Medical Resident FICA/Medicare Tax Refund Claims
April 7, 2010
The Internal Revenue Service (IRS) recently announced that it will refund the employer and
employee portion of FICA taxes paid for medical residents prior to April 1, 2005, so long as the
employer previously filed a timely refund claim with the IRS. The University has already made
the requisite filing on behalf of all of our medical schools and medical centers for tax periods
dating back to January 1, 1995.
FICA is a two-part tax consisting of Social Security (6.2%) and Medicare (1.45%). Please note
that the University of California medical residents ─ and other non-career employees ─ pay only
the 1.45% Medicare portion of the tax and do not pay the 6.2% Social Security portion of the tax.
Consequently, any refunds received by the University and its medical residents will be limited to
the 1.45% Medicare portion of the tax.
The IRS will be contacting the University by mid June to provide further instructions regarding
the refund process. We expect that, as part of this process, each resident eligible for a Medicare
tax refund will have to sign a written statement (i) authorizing the University to seek the refund
on his or her behalf, (ii) certifying that he/she has not already claimed a refund of (or credit for)
the Medicare tax, and (iii) attesting that he/she will not separately make a claim to the IRS for
refund of (or credit for) the Medicare tax in the future.
Once we receive definitive instructions from the IRS, we will contact residents from the
pertinent time period to obtain these signed statements. Individual refunds to the medical
residents will be processed shortly after the University receives the Medicare tax refunds from
the IRS. The IRS has not yet provided a timetable as to when medical schools, medical centers,
hospitals and universities will begin receiving refunds.
The University also must do a significant amount of work to quantify the Medicare taxes paid by
the over 4,500 residents employed each year since 1995 by the Davis, Irvine, Los Angeles, San
Francisco, and San Diego medical schools.

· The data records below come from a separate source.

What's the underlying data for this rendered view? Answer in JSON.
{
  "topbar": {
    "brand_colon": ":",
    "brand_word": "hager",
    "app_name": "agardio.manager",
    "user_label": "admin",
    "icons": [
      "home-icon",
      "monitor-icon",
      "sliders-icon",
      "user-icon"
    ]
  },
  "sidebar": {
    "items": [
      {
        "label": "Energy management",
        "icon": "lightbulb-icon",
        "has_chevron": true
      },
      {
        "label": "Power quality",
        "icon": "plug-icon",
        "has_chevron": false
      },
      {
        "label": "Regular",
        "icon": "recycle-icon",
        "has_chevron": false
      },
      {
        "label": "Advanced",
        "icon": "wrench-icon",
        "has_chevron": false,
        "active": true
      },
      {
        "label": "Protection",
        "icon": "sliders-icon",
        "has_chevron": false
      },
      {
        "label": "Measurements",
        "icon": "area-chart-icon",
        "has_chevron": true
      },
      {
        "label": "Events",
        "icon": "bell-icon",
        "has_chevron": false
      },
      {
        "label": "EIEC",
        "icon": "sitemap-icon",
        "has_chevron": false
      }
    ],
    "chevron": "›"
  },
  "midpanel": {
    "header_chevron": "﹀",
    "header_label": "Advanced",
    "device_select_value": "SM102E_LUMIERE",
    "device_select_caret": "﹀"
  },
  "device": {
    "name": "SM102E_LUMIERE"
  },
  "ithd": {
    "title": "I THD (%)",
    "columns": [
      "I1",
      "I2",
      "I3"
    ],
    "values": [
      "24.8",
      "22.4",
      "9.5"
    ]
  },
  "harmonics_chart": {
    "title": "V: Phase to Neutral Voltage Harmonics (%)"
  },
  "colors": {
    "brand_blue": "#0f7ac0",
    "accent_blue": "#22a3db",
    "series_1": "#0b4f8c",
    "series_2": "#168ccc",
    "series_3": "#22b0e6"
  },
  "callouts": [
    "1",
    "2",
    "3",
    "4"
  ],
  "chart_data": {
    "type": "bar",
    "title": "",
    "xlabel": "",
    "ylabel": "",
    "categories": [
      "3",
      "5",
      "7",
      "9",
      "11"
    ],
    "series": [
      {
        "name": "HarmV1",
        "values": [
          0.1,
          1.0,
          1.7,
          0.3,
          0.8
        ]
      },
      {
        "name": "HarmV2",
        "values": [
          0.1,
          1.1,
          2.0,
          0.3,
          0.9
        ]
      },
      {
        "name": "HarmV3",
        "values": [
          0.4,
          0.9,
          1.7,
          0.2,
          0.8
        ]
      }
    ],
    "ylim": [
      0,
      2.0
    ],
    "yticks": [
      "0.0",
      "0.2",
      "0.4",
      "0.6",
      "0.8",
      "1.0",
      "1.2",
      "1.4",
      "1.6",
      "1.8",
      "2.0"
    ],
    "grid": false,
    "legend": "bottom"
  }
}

This work must be completed before the IRS will
begin paying the refund claims. To this end, the Office of the President and the Office of the

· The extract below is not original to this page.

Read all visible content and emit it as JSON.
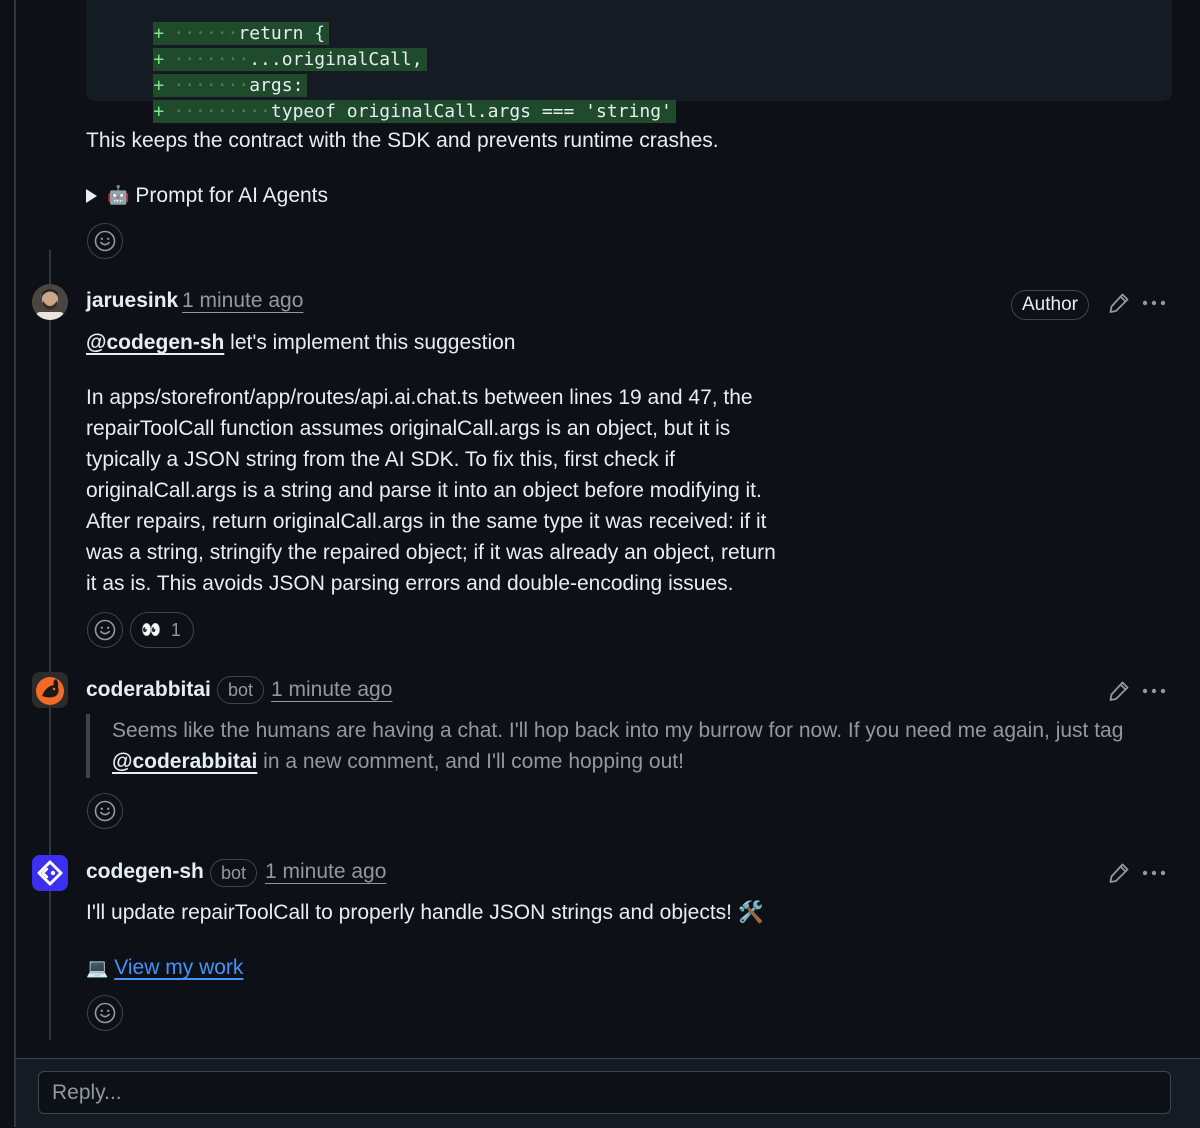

General Counsel are already working with the campuses to document the amount of Medicare
tax refund due each resident. Given this preparatory work, we will be able to move quickly once
the IRS contacts us in June with the details of the settlement process.

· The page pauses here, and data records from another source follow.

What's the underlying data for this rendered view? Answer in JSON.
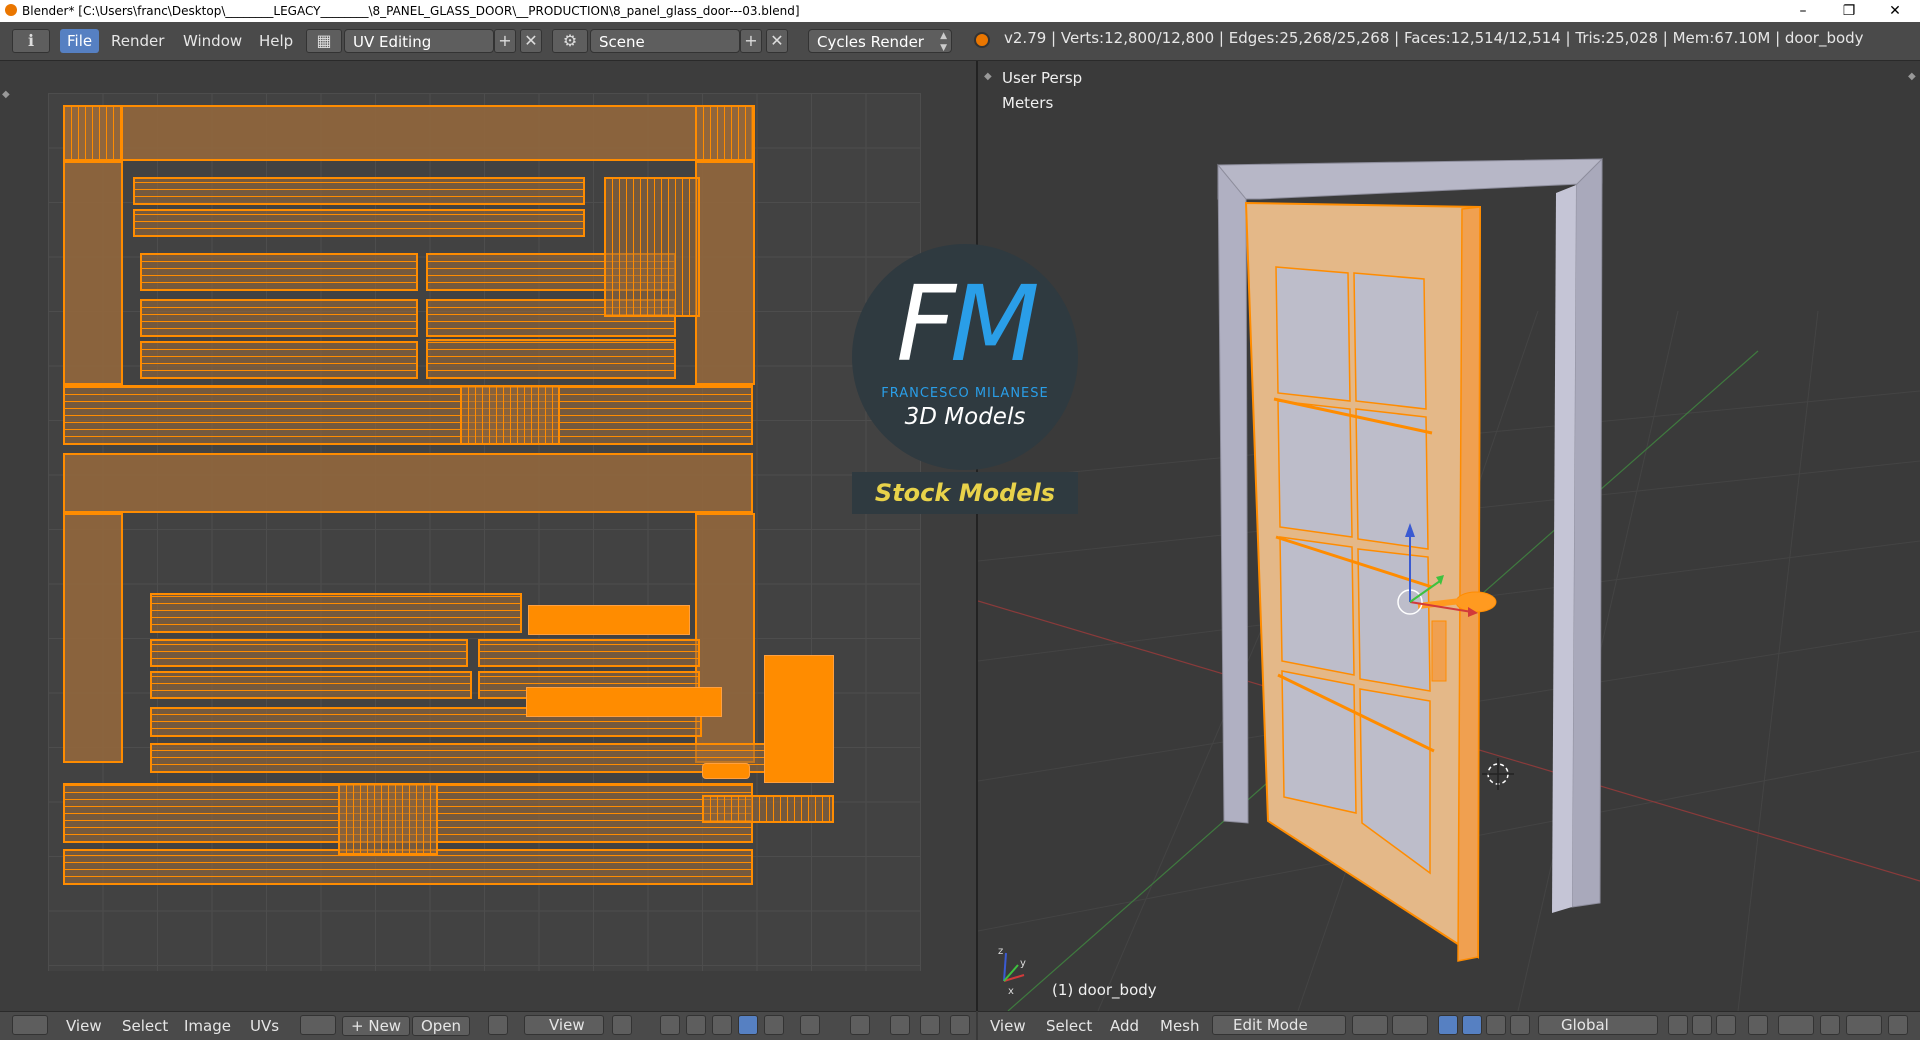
{
  "window": {
    "title": "Blender* [C:\\Users\\franc\\Desktop\\________LEGACY________\\8_PANEL_GLASS_DOOR\\__PRODUCTION\\8_panel_glass_door---03.blend]",
    "minimize": "–",
    "maximize": "❐",
    "close": "✕"
  },
  "menu": {
    "info_icon": "ℹ",
    "file": "File",
    "render": "Render",
    "window": "Window",
    "help": "Help"
  },
  "screen_layout": {
    "value": "UV Editing"
  },
  "scene": {
    "value": "Scene"
  },
  "render_engine": {
    "value": "Cycles Render"
  },
  "stats": "v2.79 | Verts:12,800/12,800 | Edges:25,268/25,268 | Faces:12,514/12,514 | Tris:25,028 | Mem:67.10M | door_body",
  "viewport": {
    "view_name": "User Persp",
    "units": "Meters",
    "object_label": "(1) door_body"
  },
  "watermark": {
    "f": "F",
    "m": "M",
    "name": "FRANCESCO MILANESE",
    "sub": "3D Models",
    "banner": "Stock Models"
  },
  "uv_footer": {
    "view": "View",
    "select": "Select",
    "image": "Image",
    "uvs": "UVs",
    "new": "New",
    "open": "Open",
    "view2": "View"
  },
  "view3d_footer": {
    "view": "View",
    "select": "Select",
    "add": "Add",
    "mesh": "Mesh",
    "mode": "Edit Mode",
    "orientation": "Global"
  },
  "colors": {
    "selection": "#ff8c00",
    "active_tab": "#5680c2",
    "x_axis": "#d23a3a",
    "y_axis": "#3ec23e",
    "z_axis": "#3a5ad2"
  }
}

We emphasize that this process relates only to the 1.45% Medicare taxes paid by residents prior
to April 1, 2005. The IRS contends that regulations that became effective on April 1, 2005,
subjected medical residents (and their employers) to full FICA taxes for work performed on/after
that date. Therefore, the IRS is unwilling to refund medical resident any FICA taxes paid
The Office of the President will provide more information about the refund process as soon
as the University receives further guidance from the IRS. In the meantime, please contact
Aurora Orozco in the UCLA Payroll Office at (310) 794-8728, if you have any questions.